Description of the task - Copy the records exactly. Every line must match.

Source records -
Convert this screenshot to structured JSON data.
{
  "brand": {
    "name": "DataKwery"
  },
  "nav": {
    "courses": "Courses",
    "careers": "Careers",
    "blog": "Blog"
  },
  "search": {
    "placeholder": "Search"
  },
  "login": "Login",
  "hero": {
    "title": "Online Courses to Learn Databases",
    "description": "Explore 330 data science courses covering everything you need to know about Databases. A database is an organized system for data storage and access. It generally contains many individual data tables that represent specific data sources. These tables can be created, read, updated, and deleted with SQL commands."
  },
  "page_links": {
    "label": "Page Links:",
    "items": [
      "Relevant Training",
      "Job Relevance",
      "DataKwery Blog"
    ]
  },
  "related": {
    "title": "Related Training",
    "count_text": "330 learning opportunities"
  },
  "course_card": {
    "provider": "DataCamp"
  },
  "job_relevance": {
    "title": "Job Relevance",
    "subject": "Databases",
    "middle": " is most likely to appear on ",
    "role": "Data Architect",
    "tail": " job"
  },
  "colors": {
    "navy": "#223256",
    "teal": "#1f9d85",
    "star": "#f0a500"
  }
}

Exercise output -
Convert this screenshot to structured JSON data.
{
  "brand": {
    "name": "DataKwery"
  },
  "nav": {
    "courses": "Courses",
    "careers": "Careers",
    "blog": "Blog"
  },
  "search": {
    "placeholder": "Search"
  },
  "login": "Login",
  "hero": {
    "title": "Online Courses to Learn Databases",
    "description": "Explore 330 data science courses covering everything you need to know about Databases. A database is an organized system for data storage and access. It generally contains many individual data tables that represent specific data sources. These tables can be created, read, updated, and deleted with SQL commands."
  },
  "page_links": {
    "label": "Page Links:",
    "items": [
      "Relevant Training",
      "Job Relevance",
      "DataKwery Blog"
    ]
  },
  "related": {
    "title": "Related Training",
    "count_text": "330 learning opportunities"
  },
  "course_card": {
    "provider": "DataCamp"
  },
  "job_relevance": {
    "title": "Job Relevance",
    "subject": "Databases",
    "middle": " is most likely to appear on ",
    "role": "Data Architect",
    "tail": " job"
  },
  "colors": {
    "navy": "#223256",
    "teal": "#1f9d85",
    "star": "#f0a500"
  }
}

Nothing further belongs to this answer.